Corp. v. Innovative Brands Holdings, LLC, C.A. No. 3663-VCN (Del. Ch.
Jan. 31, 2013).
The only issue addressed in this decision on
cross-motions for summary judgment was the amount of damages based on a
stipulation as to liability for breach. In the course of its analysis, however,
the court examines the options available to a non-breaching party in the face
of repudiation or material breach, as well as the duty to mitigate damages.
Henkel sued Innovative Brands Holdings ("IBH") for
failure to consummate an agreement for the purchase price of $127.5
million. After IBH waived its rights to purchase the assets, Henkel sold
the business to an alternative buyer for $112 million. Henkel commenced
this action for breach of contract, and IBH filed counterclaims. IBH
later advised that it no longer intended to defend the action.
Henkel sought damages for the difference between the
lower sales price, as well as the transactional expenses for the second sales
transaction, as well as related legal fees.
Review of Contract Damage Analysis
This opinion is useful for its discussion of the damages
available for breach of contract. The Court explained that when a
contract is breached, the Court determines damages "as if the parties had fully
performed the contract" and historically, "damages for breach of contract have
been limited to the non-breaching party's expectation interests." See
footnotes 51 and 52. Expectation damages are calculated as the amount of
money that would put the non-breaching party in the same position that the
party would have been in had the breach never occurred. See
The Court also recognized the general duty to mitigate
damages "if it is feasible to do so, [but] a plaintiff need not take
unreasonably speculative steps to meet that duty." See footnote
The Court recognized that damages for breach of contract
"should not act as a windfall" for the non-breaching party. See
footnote 60. Actual damages encompasses both direct and consequential
damages. See footnote 63. However, the contract in this case
limited any damages to exclude lost profits and lost opportunity, as well as
consequential, special, punitive or exemplary damages.
The Court explained that expectation damages in Delaware
are to be measured as of the date of the breach. See footnote 77.
The Court instructed that there is a difference between
the terms "breach" and "repudiation." They mean different things and have
different consequences. Under Delaware law, a party to a contract is
excused from performance if the other party is in material breach of its
obligations. The non-breaching party has the choice to continue to
perform or to cease to perform, and conduct indicating an intention to continue
the contract will constitute a conclusive election. See footnotes
82 and 83.
However, the non-breaching party may not, both preserve or
accept the benefits of the contract - - while on the other hand asserting that
the contract is void and unenforceable. See footnote 84.
Repudiation by contrast presents different options.
The party confronted with repudiation may respond by either electing to treat
the contract as terminated by breach or by lobbying the repudiating party to
perform, or by ignoring the repudiation.
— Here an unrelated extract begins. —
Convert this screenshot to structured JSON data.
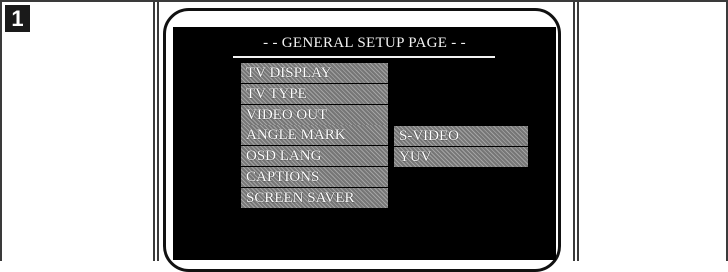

Once the promissee relies on the
repudiation by filing suit or by engaging in a substitute transaction or by
notifying that it regards the repudiation as final, effective retraction is no
In this case, although IBH committed a material breach of
the agreement, it did not repudiate the agreement.
This opinion is a useful and practical explanation of
what options a party has if another party to the agreement is not complying
with the terms and a decision has to be made about whether to perceive that
non-compliance as either a material breach or a repudiation.
The Court also discussed the doctrine of quasi-estoppel,
which: "precludes a party from asserting, to another's disadvantage, a
right inconsistent with a position it has previously taken." See
footnote 99. The doctrine may "apply when it would be unconscionable to
allow a person to maintain the position inconsistent with one to which he
acquiesced, or from one which he accepted a benefit."
Read more Delaware business
litigation case summaries and commentary on Delaware
Corporate and Commercial Litigation Blog, a blog hosted by Francis G.X.
Pileggi, of Eckert Seamans.
For more information about LexisNexis
products and solutions connect with us through our corporate site.